Discourse argues that, aside from debating ideology, one is expected to duly keep themselves updated about sensitive ideas like queer culture or anti-racism. The responsibility to educate doesn’t like on those affected. How do you view yourself in light of that? 

To be honest, self-education is correct and there. This standpoint that queer people take is correct. But when you see someone make a mistake, you tell them. For instance, my education is pure engineering and I’m overloaded with academics. I am constantly educating myself but that is limited to certain aspects.

I have been trying to educate myself about queer literature. But it comes from conditioning in India. The public idea has been that there are three genders, which is how it instinctively came out during my campaign. Maybe I have educated myself and it only came out of instinct.

It was a huge campaign, I was understaffed, I did massive work. You write so many things, you do make mistakes. And this was all in the public domain. Why did no one challenge me about it during the campaign? It was malicious intent. People digging up dirt on me and then people genuinely affected by it getting associated with it.

No matter how much you educate yourself, you make mistakes. We need to humanise people.

In view of an increase in the crackdown against young vocal women like yourself, like Disha Ravi and others, do you think dissent is being curbed?  

It is very complicated. But this is a patriarchal society and women have been the subject of dissent. Women have spoken up for themselves and there are wonderful women supporting each other. But it’s easy to stereotype.

I was scared that if I spoke out sooner, people would say she’s playing the woman card or the discrimination card.   

It’s case-specific. What’s toxic is right now there’s too much judgment out there. People are not genuinely concerned about issues and they try to channel themselves by putting hateful comments, by sensationalising issues.

I study climate change. My opinion about it is that activism is not going to get us anywhere because tweeting about it is just going to create more carbon footprint.

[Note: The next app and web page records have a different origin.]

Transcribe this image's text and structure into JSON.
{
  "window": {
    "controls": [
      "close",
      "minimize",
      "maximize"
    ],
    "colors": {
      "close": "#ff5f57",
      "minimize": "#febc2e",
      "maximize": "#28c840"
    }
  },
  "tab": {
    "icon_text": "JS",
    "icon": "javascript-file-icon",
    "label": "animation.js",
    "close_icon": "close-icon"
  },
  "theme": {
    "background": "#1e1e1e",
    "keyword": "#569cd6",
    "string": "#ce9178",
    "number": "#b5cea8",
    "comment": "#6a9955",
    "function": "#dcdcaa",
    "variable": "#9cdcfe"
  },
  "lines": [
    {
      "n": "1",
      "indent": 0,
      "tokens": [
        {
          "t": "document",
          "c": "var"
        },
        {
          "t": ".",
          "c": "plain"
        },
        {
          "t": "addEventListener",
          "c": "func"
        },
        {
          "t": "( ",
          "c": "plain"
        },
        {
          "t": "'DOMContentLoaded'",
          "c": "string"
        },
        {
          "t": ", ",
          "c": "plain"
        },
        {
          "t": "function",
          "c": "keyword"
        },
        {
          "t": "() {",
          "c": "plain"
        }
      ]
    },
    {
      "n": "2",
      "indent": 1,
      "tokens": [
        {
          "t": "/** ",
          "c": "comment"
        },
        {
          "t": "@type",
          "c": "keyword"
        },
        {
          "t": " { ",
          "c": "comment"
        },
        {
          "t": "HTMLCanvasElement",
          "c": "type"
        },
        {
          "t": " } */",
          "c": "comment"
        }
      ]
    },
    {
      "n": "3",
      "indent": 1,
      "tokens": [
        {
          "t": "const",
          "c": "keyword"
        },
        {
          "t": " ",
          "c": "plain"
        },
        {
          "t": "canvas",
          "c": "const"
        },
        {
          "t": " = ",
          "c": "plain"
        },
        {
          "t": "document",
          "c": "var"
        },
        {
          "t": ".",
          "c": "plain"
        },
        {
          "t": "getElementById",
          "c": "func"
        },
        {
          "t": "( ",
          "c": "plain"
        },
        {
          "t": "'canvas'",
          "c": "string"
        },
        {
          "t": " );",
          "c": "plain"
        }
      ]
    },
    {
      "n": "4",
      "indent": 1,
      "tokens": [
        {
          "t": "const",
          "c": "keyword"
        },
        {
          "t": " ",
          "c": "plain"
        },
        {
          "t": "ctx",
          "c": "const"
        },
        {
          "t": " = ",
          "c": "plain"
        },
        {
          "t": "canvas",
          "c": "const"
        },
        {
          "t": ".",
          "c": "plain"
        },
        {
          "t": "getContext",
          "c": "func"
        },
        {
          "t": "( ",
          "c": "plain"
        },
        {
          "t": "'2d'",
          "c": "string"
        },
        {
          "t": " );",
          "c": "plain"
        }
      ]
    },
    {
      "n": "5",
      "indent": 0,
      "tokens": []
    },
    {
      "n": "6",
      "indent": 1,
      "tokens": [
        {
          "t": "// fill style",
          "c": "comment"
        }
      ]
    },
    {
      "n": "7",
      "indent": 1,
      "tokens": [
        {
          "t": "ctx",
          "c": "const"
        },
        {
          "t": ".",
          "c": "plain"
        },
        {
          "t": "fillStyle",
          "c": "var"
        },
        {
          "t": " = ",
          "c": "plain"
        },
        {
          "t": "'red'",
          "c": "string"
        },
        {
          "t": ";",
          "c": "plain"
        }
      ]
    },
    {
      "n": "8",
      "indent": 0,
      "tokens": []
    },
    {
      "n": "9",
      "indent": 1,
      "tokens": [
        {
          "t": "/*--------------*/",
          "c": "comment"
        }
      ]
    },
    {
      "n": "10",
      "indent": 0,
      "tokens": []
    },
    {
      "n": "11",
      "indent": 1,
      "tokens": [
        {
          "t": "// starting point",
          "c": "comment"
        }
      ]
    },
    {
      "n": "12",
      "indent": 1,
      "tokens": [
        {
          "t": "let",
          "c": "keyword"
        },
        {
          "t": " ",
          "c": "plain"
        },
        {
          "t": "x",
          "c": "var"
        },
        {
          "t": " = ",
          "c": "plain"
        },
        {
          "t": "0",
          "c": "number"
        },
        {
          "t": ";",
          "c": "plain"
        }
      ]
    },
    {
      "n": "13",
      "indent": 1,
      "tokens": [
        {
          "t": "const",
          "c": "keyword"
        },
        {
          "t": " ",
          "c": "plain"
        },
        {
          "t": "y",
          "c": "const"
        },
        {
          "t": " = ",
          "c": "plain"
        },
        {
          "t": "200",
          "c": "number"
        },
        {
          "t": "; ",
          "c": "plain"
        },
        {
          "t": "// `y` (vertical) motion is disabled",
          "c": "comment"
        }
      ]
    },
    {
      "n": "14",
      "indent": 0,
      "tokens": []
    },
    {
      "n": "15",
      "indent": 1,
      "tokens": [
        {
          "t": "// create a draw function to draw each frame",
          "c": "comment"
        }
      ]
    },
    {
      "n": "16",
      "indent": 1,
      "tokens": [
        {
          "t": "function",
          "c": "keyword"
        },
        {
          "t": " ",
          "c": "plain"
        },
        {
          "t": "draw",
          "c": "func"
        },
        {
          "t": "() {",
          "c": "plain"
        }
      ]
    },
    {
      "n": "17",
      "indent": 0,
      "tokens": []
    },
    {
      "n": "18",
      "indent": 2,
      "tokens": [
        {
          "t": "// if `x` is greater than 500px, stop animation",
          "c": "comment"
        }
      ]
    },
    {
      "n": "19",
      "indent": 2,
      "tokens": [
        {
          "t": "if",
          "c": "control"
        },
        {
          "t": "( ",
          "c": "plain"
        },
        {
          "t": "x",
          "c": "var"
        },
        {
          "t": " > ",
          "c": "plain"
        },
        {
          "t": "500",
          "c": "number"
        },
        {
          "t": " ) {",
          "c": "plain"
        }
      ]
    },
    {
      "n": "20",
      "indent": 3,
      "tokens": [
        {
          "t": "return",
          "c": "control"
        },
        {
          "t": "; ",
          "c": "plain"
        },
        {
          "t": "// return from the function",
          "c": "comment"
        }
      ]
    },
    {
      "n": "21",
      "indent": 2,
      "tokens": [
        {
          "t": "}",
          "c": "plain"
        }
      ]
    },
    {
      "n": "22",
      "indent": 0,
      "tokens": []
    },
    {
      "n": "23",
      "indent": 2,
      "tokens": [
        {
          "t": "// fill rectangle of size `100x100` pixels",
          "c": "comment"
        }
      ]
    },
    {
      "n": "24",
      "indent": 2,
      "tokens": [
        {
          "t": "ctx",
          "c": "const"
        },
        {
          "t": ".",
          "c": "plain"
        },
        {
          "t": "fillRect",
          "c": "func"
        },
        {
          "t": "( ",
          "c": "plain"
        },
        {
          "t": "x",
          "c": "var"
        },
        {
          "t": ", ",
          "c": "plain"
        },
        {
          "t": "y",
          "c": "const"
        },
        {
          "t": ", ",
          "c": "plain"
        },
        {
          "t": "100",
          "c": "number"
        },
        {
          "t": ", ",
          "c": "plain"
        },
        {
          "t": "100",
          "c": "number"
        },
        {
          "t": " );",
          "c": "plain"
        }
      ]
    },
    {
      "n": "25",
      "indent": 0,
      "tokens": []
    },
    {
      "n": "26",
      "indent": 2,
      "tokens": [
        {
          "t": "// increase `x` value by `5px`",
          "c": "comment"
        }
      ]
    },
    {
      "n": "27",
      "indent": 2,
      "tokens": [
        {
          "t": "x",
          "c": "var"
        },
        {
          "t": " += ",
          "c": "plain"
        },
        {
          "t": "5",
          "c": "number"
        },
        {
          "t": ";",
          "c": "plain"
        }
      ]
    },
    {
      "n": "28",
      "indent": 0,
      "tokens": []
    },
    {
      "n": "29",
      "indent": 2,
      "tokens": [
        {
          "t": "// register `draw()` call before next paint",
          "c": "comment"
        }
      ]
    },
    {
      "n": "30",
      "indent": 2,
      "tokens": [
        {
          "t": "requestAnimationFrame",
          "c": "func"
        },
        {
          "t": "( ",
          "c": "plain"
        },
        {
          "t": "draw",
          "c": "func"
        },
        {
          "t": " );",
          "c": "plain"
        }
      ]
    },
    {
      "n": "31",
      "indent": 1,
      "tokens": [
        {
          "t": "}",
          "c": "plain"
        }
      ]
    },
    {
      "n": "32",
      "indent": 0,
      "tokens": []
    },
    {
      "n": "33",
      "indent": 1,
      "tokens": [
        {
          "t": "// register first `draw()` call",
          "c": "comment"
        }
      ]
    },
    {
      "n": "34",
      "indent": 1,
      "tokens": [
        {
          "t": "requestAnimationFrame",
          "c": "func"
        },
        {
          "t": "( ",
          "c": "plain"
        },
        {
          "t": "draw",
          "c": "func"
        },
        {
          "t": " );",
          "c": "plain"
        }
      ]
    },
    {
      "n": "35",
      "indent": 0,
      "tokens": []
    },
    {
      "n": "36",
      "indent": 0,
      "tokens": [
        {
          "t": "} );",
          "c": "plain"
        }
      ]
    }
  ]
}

We are already 1.5 degrees warmed. Soon to go towards 3, 4, 5, 6. We have to separate our emotions, come up with technical solutions that can be implemented right now.

For instance, the sailing trip that Greta Thunberg took to the United States. She’s a climate change activist but what is the embodied energy of that yacht she travelled in? It was huge. Renewable technology comes with a huge cost of embodied energy. I’m a geek and I can go on and on.

You’re shouting at the government for not doing enough but are you doing enough? Rashmi Samant asks

It should be more about action and not about shouting. Global warming is everybody’s problem. People should be the change they want to see in the world, not point fingers.

Do you regret stepping down as the first Indian woman President of the Oxford students’ union? 

People who know me, they love me and feel I shouldn’t have resigned. But people who only saw me as a presidential candidate, some of them hate me, the vocal minority for instance. But many messaged me (including Jewish people) that I shouldn’t have stepped down.

I wish I could be President for the whole year and I feel like I could have learned so much, brought a lot of change. I’m vocal, I’m compassionate. But stepping down at that point was crucial otherwise it would have ruined my mental health. The volume of anonymity and trolling…

Anyway, it was a good learning experience. At the age of 22, I got to see a full social media trial, public appreciation followed by public humiliation and got to be a controversial international figure.

It was traumatic but I’ll look back at it as a learning curve.